- _EXERCISE PROMPT_
The full set of records is to be reproduced verbatim.

- _DATASET RECORDS_

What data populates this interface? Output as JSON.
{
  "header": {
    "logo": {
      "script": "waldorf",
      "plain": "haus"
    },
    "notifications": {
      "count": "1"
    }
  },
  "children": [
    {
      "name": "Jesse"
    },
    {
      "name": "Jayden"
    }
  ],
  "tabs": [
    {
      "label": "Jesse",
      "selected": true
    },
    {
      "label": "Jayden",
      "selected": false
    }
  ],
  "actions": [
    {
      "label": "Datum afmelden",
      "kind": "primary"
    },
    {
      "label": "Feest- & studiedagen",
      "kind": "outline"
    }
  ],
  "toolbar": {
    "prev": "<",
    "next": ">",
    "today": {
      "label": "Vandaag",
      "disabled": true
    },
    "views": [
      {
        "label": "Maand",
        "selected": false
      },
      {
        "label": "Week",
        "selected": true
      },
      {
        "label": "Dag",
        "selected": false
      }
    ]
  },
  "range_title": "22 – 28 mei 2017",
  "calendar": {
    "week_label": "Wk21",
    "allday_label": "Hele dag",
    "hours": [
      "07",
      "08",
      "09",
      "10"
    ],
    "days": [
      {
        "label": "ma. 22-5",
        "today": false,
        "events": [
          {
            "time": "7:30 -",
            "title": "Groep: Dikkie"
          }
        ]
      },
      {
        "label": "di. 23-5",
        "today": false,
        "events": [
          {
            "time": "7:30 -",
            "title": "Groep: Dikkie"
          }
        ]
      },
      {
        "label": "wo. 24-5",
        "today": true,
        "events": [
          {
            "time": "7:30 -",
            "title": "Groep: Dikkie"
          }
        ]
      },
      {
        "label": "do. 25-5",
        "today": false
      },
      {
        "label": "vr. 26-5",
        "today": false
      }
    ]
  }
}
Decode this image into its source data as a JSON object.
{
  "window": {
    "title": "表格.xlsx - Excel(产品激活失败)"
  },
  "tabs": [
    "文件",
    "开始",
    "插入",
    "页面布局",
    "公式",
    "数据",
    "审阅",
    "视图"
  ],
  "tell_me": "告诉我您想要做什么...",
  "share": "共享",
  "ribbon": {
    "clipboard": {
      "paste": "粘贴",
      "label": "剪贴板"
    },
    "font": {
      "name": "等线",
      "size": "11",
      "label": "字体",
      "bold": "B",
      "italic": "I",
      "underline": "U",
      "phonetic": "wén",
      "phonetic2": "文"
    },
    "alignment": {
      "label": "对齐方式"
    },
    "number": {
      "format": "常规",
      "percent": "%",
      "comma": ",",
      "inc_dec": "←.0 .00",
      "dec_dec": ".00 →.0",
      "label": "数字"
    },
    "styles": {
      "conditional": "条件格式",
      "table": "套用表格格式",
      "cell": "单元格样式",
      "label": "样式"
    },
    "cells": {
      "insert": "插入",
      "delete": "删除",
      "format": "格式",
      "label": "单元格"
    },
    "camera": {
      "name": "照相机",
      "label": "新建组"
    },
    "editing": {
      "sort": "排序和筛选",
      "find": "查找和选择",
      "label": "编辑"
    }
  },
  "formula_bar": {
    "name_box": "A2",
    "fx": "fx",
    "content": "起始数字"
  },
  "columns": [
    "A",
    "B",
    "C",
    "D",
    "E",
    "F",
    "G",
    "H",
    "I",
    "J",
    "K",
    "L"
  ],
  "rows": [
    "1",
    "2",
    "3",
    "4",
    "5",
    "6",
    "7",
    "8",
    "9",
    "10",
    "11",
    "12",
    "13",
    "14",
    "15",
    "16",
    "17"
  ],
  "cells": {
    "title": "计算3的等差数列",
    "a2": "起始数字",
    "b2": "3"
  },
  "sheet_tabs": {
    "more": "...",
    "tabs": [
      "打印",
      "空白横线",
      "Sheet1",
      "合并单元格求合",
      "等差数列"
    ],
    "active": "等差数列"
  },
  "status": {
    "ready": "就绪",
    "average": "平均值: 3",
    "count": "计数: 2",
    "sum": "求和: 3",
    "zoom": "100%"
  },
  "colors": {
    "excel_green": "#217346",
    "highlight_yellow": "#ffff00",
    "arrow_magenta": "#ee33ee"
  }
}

- _ANSWER SECTION_
What data populates this interface? Output as JSON.
{
  "header": {
    "logo": {
      "script": "waldorf",
      "plain": "haus"
    },
    "notifications": {
      "count": "1"
    }
  },
  "children": [
    {
      "name": "Jesse"
    },
    {
      "name": "Jayden"
    }
  ],
  "tabs": [
    {
      "label": "Jesse",
      "selected": true
    },
    {
      "label": "Jayden",
      "selected": false
    }
  ],
  "actions": [
    {
      "label": "Datum afmelden",
      "kind": "primary"
    },
    {
      "label": "Feest- & studiedagen",
      "kind": "outline"
    }
  ],
  "toolbar": {
    "prev": "<",
    "next": ">",
    "today": {
      "label": "Vandaag",
      "disabled": true
    },
    "views": [
      {
        "label": "Maand",
        "selected": false
      },
      {
        "label": "Week",
        "selected": true
      },
      {
        "label": "Dag",
        "selected": false
      }
    ]
  },
  "range_title": "22 – 28 mei 2017",
  "calendar": {
    "week_label": "Wk21",
    "allday_label": "Hele dag",
    "hours": [
      "07",
      "08",
      "09",
      "10"
    ],
    "days": [
      {
        "label": "ma. 22-5",
        "today": false,
        "events": [
          {
            "time": "7:30 -",
            "title": "Groep: Dikkie"
          }
        ]
      },
      {
        "label": "di. 23-5",
        "today": false,
        "events": [
          {
            "time": "7:30 -",
            "title": "Groep: Dikkie"
          }
        ]
      },
      {
        "label": "wo. 24-5",
        "today": true,
        "events": [
          {
            "time": "7:30 -",
            "title": "Groep: Dikkie"
          }
        ]
      },
      {
        "label": "do. 25-5",
        "today": false
      },
      {
        "label": "vr. 26-5",
        "today": false
      }
    ]
  }
}
Decode this image into its source data as a JSON object.
{
  "window": {
    "title": "表格.xlsx - Excel(产品激活失败)"
  },
  "tabs": [
    "文件",
    "开始",
    "插入",
    "页面布局",
    "公式",
    "数据",
    "审阅",
    "视图"
  ],
  "tell_me": "告诉我您想要做什么...",
  "share": "共享",
  "ribbon": {
    "clipboard": {
      "paste": "粘贴",
      "label": "剪贴板"
    },
    "font": {
      "name": "等线",
      "size": "11",
      "label": "字体",
      "bold": "B",
      "italic": "I",
      "underline": "U",
      "phonetic": "wén",
      "phonetic2": "文"
    },
    "alignment": {
      "label": "对齐方式"
    },
    "number": {
      "format": "常规",
      "percent": "%",
      "comma": ",",
      "inc_dec": "←.0 .00",
      "dec_dec": ".00 →.0",
      "label": "数字"
    },
    "styles": {
      "conditional": "条件格式",
      "table": "套用表格格式",
      "cell": "单元格样式",
      "label": "样式"
    },
    "cells": {
      "insert": "插入",
      "delete": "删除",
      "format": "格式",
      "label": "单元格"
    },
    "camera": {
      "name": "照相机",
      "label": "新建组"
    },
    "editing": {
      "sort": "排序和筛选",
      "find": "查找和选择",
      "label": "编辑"
    }
  },
  "formula_bar": {
    "name_box": "A2",
    "fx": "fx",
    "content": "起始数字"
  },
  "columns": [
    "A",
    "B",
    "C",
    "D",
    "E",
    "F",
    "G",
    "H",
    "I",
    "J",
    "K",
    "L"
  ],
  "rows": [
    "1",
    "2",
    "3",
    "4",
    "5",
    "6",
    "7",
    "8",
    "9",
    "10",
    "11",
    "12",
    "13",
    "14",
    "15",
    "16",
    "17"
  ],
  "cells": {
    "title": "计算3的等差数列",
    "a2": "起始数字",
    "b2": "3"
  },
  "sheet_tabs": {
    "more": "...",
    "tabs": [
      "打印",
      "空白横线",
      "Sheet1",
      "合并单元格求合",
      "等差数列"
    ],
    "active": "等差数列"
  },
  "status": {
    "ready": "就绪",
    "average": "平均值: 3",
    "count": "计数: 2",
    "sum": "求和: 3",
    "zoom": "100%"
  },
  "colors": {
    "excel_green": "#217346",
    "highlight_yellow": "#ffff00",
    "arrow_magenta": "#ee33ee"
  }
}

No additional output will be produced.